YOUR TASK => Below are the entries; return every line among them that holds the word "screenshot".

- - - - -

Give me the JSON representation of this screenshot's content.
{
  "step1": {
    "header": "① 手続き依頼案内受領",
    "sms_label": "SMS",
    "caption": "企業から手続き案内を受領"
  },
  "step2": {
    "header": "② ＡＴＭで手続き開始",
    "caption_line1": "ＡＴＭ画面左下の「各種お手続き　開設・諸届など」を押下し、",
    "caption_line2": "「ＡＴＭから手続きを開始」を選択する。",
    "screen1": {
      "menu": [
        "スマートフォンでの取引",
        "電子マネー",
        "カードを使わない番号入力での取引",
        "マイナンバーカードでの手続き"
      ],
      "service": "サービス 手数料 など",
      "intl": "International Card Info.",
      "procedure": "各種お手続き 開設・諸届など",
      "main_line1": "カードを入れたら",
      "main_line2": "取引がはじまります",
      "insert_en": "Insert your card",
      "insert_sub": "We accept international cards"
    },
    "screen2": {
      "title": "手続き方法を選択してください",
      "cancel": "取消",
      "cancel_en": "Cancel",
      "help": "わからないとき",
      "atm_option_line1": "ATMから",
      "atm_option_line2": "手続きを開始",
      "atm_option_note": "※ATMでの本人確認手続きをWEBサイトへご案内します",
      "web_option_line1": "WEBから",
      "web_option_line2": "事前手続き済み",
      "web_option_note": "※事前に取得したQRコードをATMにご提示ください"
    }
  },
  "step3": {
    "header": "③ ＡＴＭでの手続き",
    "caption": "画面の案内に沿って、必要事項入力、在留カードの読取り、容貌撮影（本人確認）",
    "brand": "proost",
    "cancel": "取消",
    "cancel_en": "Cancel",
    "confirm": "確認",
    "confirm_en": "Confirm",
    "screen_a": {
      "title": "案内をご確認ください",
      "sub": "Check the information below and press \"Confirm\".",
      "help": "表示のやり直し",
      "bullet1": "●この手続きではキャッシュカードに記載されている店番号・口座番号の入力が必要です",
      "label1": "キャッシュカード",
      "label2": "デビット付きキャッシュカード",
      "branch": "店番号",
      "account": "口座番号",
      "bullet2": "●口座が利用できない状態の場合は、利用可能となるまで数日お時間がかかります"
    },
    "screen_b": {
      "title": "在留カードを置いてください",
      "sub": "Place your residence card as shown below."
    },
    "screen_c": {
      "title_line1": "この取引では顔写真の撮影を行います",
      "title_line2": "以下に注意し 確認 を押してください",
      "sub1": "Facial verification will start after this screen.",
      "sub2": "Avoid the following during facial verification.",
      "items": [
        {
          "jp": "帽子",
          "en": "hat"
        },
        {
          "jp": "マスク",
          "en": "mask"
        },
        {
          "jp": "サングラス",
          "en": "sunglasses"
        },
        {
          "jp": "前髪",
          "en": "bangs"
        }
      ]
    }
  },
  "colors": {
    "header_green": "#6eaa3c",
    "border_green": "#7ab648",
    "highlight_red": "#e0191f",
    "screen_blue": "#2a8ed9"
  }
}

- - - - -

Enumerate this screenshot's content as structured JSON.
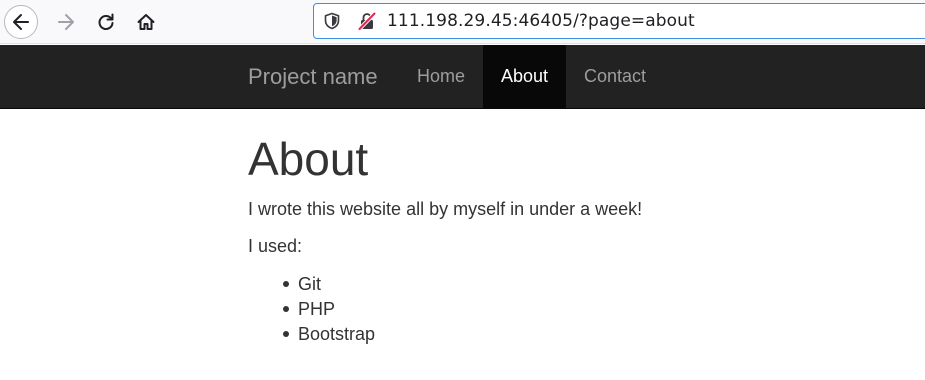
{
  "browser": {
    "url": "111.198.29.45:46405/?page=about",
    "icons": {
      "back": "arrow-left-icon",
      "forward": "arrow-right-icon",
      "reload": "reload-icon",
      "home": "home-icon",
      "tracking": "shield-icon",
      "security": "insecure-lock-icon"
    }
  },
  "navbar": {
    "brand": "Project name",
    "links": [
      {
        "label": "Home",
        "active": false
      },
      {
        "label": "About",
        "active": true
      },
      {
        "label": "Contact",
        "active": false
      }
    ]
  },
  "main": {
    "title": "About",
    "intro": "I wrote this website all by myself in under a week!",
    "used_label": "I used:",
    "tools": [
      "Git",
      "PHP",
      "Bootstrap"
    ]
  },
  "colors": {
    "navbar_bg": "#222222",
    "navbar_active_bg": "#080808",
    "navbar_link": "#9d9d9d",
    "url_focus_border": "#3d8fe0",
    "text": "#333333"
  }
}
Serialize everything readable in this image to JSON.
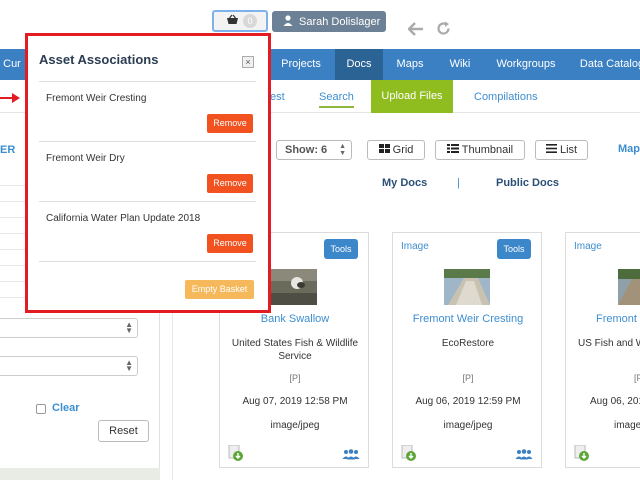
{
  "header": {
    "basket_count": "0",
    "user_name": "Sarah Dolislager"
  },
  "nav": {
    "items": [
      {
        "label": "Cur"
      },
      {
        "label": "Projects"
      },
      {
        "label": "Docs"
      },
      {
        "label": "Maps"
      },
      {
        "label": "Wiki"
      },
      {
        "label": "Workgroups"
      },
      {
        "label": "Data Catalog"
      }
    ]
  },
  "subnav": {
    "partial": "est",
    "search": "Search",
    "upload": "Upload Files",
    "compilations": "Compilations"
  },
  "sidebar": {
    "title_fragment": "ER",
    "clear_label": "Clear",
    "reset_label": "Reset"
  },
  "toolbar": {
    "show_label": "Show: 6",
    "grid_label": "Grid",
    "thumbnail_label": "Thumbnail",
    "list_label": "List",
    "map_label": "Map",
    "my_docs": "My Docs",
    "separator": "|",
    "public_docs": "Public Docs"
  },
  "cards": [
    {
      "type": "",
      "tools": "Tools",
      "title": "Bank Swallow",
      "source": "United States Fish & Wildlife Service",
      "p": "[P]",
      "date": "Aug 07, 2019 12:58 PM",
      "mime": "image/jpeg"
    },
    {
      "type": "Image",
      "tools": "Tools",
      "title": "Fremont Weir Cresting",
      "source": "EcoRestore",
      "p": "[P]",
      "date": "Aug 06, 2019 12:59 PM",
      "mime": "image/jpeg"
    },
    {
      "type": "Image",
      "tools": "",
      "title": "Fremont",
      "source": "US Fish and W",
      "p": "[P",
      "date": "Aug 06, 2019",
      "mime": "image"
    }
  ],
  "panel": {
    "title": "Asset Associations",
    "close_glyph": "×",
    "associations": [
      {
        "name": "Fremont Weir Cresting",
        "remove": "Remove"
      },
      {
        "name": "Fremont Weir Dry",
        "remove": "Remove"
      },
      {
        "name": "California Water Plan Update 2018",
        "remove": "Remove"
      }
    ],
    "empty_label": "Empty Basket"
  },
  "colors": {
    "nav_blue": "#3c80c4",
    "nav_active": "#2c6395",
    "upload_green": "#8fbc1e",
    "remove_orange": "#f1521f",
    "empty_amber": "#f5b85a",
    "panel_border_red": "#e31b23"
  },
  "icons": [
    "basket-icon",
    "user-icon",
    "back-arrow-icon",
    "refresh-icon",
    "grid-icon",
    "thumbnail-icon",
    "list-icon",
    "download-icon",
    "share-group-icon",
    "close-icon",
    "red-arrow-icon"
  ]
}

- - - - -

RESPONSE BOX =>
Give me the JSON representation of this screenshot's content.
Enumerate this screenshot's content as structured JSON.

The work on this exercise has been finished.